In other, and less important news, I'm planning on taking a few days off in mid-January, somewhere from the 12th through the 17th. If I can find a cheap, 24-48 hour notice flight, I might go somewhere like New Orleans or San Francisco for a few days. Or, I might get a flight to Albuquerque, and then drive a rental car back through Santa Fe, then up through the Jicarilla Apache Reservation in northern New Mexico, and finally on up into San Luis, CO and the Great Sand Dunes National Park,before heading back to Denver. If I do this, I plan to stop at the reservation and see if I can establish any familial contacts based upon my grandfather's possible connection to this area.
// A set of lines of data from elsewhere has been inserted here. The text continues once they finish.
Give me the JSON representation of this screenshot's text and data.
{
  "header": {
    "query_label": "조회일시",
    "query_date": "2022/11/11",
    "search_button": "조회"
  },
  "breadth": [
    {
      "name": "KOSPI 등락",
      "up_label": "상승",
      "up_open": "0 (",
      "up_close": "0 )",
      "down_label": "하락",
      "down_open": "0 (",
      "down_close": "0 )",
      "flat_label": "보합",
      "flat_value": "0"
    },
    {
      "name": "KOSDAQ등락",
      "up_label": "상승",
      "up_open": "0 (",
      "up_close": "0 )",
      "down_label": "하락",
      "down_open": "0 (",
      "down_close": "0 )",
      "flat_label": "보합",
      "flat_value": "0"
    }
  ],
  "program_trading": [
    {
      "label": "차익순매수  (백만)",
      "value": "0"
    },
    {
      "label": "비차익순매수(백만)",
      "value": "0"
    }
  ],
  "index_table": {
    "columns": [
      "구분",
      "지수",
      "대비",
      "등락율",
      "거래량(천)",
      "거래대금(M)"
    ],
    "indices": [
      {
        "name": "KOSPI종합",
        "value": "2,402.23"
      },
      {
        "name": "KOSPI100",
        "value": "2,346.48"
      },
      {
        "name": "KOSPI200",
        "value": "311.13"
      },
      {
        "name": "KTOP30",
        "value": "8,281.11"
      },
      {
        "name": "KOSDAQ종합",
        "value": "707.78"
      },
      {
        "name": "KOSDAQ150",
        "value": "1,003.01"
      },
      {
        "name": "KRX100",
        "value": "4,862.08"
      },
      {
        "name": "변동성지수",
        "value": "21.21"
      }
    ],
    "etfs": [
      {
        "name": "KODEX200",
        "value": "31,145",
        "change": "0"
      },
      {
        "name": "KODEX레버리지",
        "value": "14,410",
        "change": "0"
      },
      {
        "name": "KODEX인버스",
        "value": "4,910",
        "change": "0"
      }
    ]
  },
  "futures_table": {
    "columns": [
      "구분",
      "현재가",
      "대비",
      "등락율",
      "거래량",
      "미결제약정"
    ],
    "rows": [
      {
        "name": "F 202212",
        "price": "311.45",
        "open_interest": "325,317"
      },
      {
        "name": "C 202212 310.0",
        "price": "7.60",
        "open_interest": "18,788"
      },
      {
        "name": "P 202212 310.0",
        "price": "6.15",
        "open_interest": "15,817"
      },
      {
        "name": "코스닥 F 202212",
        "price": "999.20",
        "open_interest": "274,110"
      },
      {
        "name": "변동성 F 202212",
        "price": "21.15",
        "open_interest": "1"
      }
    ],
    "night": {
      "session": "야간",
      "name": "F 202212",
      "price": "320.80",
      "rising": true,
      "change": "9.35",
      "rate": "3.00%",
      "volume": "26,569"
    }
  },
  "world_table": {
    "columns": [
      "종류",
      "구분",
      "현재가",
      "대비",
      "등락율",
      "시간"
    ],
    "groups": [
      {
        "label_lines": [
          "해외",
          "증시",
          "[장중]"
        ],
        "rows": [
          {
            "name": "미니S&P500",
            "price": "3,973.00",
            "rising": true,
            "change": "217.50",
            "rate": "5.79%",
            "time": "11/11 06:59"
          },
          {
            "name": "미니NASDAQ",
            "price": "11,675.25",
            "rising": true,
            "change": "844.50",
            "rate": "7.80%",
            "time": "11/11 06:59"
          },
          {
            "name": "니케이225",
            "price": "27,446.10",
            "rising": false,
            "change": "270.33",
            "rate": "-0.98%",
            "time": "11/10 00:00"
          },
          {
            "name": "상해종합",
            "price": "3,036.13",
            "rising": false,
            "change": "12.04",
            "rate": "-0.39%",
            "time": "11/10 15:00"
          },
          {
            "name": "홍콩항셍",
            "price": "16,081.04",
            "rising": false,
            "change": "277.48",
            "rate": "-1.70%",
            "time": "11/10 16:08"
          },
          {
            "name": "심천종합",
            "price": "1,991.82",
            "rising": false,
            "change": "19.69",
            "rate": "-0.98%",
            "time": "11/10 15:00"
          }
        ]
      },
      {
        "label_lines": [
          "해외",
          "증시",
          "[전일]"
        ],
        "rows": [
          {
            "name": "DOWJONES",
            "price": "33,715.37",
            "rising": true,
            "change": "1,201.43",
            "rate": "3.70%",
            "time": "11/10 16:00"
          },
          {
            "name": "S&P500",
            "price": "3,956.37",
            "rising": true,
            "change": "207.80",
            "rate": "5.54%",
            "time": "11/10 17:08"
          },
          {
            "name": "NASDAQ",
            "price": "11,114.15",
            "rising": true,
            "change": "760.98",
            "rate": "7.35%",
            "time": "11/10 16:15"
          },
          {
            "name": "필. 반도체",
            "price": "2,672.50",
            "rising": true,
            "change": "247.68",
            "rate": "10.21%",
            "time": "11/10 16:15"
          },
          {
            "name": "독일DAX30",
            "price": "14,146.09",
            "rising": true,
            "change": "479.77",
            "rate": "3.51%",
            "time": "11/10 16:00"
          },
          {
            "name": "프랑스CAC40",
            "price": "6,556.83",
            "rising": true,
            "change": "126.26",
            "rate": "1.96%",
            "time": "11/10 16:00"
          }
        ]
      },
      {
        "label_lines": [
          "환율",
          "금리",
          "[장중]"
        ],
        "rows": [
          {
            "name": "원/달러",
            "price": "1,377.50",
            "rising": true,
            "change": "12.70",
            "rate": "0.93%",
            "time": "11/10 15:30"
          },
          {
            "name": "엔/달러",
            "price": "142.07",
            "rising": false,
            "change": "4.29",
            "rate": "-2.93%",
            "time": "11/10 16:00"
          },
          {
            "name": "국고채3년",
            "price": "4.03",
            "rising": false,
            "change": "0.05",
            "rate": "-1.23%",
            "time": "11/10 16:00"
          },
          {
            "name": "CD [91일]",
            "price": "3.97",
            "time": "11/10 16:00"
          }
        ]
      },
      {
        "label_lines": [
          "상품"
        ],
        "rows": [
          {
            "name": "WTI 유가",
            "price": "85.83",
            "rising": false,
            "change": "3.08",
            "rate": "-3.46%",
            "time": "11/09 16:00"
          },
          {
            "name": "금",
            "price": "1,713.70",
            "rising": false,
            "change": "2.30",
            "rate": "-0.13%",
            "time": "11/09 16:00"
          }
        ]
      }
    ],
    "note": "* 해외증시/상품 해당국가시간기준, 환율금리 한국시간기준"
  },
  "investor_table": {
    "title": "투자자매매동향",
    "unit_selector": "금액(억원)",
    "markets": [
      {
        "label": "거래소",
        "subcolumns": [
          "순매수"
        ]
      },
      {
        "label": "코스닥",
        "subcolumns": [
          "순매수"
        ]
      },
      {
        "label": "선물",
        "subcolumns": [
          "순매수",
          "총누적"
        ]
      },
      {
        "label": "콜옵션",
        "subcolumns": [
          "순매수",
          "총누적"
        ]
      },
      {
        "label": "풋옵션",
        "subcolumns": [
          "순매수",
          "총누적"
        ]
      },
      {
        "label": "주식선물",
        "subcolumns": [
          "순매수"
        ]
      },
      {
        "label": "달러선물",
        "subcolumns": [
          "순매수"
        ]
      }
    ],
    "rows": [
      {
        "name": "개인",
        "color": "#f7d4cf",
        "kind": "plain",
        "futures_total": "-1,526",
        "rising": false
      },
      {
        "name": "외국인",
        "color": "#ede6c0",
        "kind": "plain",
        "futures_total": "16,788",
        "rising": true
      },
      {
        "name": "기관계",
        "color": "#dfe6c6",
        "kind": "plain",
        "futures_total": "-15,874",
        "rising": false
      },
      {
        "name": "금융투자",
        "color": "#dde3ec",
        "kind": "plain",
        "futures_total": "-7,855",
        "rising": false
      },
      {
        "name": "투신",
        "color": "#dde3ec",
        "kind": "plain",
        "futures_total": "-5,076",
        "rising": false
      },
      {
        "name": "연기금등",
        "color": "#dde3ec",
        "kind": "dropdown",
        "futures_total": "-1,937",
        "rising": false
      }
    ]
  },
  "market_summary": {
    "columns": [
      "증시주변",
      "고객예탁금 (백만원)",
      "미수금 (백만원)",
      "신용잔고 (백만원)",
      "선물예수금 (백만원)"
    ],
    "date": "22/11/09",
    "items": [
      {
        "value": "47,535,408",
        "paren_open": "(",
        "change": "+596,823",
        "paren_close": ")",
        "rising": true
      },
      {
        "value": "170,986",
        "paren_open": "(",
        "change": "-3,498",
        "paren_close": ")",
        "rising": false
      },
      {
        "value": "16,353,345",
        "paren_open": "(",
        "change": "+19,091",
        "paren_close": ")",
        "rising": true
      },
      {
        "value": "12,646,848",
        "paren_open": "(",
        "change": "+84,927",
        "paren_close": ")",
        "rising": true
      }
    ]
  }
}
I also would like to see if any problems or issues affecting the Jicarilla might allow me to do some work in assisting them as related to a possible Master's thesis project. I should have a clearer focus on what I'll be doing in a few more days, though.

Saturday, January 01, 2005

January 1, 2005

Today I decided to create my own blog, in order to get on out there with everyone else these days who are speaking their minds, and expresssing their own points of view. I guess that Jan. 1 is probably as good day as any to start something like this. At center stage right now are the terrible events resulting from the earthquake and tsunami that occurred in Southeast Asia on Dec. 26. Once again, our government embarasses its people, by offering a paltry sum toward monetary aid for the region. Our initial 14, then 35 million dollar offer, overshadowed by nations like Great Britain's 98 million dollar offer, now becomes shamed into growing into 350 million dollars, which is still far from sufficient, but getting there. I guess there's nothing like being called "stingy" by a UN aid official, as well as about 6 billion other people in this world, in order to get these guys to do the right thing. The greatest natural disaster of our lifetimes, and it takes Bush 3 days to say anything at all about it, down there at the ole ranch in Crawford (yes, I'm a disgruntled Kerry supporter, suffering from PTBD - Post Traumatic Bush Disorder). Looks like it's going to be a long four years.